Directions for this task >> Find all lines with the word "java" in the material, then copy them.
------------------------------------------------------------------------
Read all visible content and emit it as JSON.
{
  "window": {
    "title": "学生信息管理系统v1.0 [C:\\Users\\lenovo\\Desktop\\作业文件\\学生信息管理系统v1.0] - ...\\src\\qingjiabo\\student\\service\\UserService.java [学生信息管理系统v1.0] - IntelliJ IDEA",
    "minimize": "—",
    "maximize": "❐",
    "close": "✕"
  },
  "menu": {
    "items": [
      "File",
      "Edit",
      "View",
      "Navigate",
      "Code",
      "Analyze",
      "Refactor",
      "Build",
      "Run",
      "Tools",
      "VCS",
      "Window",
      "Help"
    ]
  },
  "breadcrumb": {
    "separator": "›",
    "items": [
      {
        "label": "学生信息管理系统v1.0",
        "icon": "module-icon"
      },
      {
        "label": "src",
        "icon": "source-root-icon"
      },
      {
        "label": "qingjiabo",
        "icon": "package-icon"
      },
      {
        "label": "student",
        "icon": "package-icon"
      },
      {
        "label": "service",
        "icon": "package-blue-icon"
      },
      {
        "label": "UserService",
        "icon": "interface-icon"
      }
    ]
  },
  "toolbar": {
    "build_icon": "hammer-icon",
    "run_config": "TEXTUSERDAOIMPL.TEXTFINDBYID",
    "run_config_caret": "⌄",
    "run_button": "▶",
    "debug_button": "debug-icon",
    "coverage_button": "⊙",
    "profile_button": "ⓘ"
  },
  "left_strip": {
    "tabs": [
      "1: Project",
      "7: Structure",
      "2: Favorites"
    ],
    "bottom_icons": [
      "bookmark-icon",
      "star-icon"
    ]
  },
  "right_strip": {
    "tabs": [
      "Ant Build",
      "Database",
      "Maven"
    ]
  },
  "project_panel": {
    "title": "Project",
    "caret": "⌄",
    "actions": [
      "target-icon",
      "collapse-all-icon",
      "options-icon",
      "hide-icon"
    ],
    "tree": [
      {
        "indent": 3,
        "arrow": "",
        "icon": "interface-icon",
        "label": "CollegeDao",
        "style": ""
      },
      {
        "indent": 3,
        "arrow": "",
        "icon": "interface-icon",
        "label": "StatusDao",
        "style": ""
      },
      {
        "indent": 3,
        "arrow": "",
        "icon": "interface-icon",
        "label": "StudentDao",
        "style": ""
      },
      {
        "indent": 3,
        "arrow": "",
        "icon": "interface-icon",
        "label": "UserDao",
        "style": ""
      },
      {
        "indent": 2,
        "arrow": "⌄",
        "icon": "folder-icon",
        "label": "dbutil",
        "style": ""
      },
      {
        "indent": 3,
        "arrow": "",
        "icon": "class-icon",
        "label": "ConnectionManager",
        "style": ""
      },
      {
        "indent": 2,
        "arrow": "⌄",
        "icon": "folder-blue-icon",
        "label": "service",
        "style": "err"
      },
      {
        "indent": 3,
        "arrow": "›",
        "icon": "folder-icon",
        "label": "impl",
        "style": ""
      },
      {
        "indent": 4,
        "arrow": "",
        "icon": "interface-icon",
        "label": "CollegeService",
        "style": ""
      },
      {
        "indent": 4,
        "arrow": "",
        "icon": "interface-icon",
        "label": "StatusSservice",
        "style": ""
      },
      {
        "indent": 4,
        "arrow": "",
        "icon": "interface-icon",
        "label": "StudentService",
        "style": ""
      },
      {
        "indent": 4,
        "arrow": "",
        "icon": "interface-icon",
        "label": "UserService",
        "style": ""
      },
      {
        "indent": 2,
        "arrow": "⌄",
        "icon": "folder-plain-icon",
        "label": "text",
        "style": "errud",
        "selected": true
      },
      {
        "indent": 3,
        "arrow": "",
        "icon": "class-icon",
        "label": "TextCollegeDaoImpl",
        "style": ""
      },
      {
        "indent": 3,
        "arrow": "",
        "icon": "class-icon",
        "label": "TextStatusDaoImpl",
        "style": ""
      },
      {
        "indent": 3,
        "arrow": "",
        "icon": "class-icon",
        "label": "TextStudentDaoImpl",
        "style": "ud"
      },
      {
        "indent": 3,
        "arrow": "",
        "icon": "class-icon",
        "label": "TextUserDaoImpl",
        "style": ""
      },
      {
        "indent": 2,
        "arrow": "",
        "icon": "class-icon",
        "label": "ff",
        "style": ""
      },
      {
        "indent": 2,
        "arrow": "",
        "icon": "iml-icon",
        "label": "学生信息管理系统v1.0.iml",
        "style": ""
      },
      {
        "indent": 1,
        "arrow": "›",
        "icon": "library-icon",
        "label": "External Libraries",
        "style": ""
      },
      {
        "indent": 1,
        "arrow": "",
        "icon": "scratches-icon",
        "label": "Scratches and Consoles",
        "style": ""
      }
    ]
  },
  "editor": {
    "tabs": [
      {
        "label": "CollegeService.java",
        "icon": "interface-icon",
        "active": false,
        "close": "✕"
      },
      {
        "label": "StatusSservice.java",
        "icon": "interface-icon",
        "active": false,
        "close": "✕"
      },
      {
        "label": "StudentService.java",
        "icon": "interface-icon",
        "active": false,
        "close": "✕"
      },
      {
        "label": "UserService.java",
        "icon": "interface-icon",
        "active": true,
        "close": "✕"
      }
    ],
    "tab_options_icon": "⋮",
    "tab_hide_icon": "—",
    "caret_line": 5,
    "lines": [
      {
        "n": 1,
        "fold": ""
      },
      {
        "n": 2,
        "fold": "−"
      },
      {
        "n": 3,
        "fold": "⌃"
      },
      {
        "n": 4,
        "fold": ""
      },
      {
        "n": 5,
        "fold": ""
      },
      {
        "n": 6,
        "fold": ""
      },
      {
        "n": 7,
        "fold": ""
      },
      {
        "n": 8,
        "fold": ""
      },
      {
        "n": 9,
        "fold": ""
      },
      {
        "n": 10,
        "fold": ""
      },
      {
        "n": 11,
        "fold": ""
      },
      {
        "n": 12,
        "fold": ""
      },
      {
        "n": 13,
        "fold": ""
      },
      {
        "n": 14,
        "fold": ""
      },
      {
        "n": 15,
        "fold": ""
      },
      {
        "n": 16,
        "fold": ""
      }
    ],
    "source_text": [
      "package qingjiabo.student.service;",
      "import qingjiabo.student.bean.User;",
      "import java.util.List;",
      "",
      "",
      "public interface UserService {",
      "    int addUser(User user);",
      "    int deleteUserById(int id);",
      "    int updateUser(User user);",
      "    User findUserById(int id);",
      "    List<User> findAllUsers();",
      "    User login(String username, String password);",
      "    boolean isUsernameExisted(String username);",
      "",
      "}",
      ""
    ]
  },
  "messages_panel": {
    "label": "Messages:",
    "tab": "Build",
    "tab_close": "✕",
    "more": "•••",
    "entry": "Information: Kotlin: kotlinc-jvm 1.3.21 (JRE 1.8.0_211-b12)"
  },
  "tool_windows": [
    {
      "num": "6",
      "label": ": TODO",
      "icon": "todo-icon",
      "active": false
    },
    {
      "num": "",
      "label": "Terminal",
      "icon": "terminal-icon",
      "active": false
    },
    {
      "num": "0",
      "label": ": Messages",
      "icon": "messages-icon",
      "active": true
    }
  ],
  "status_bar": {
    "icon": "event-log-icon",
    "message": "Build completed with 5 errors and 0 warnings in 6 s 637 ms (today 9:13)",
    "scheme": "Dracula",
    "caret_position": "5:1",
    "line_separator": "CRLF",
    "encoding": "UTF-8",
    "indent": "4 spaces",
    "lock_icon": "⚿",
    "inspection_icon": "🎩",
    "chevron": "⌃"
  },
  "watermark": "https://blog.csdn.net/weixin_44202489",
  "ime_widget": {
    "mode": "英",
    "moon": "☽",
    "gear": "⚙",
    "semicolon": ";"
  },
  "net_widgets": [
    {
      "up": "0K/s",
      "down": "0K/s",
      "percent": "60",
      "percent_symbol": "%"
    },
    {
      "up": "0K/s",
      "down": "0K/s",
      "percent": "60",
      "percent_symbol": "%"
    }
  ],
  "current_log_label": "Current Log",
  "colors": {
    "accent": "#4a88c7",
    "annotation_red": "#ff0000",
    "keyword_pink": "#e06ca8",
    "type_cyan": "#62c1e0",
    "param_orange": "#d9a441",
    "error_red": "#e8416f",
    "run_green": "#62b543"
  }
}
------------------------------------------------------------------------
Result below >>
    "title": "学生信息管理系统v1.0 [C:\\Users\\lenovo\\Desktop\\作业文件\\学生信息管理系统v1.0] - ...\\src\\qingjiabo\\student\\service\\UserService.java [学生信息管理系统v1.0] - IntelliJ IDEA",
        "label": "CollegeService.java",
        "label": "StatusSservice.java",
        "label": "StudentService.java",
        "label": "UserService.java",
      "import java.util.List;",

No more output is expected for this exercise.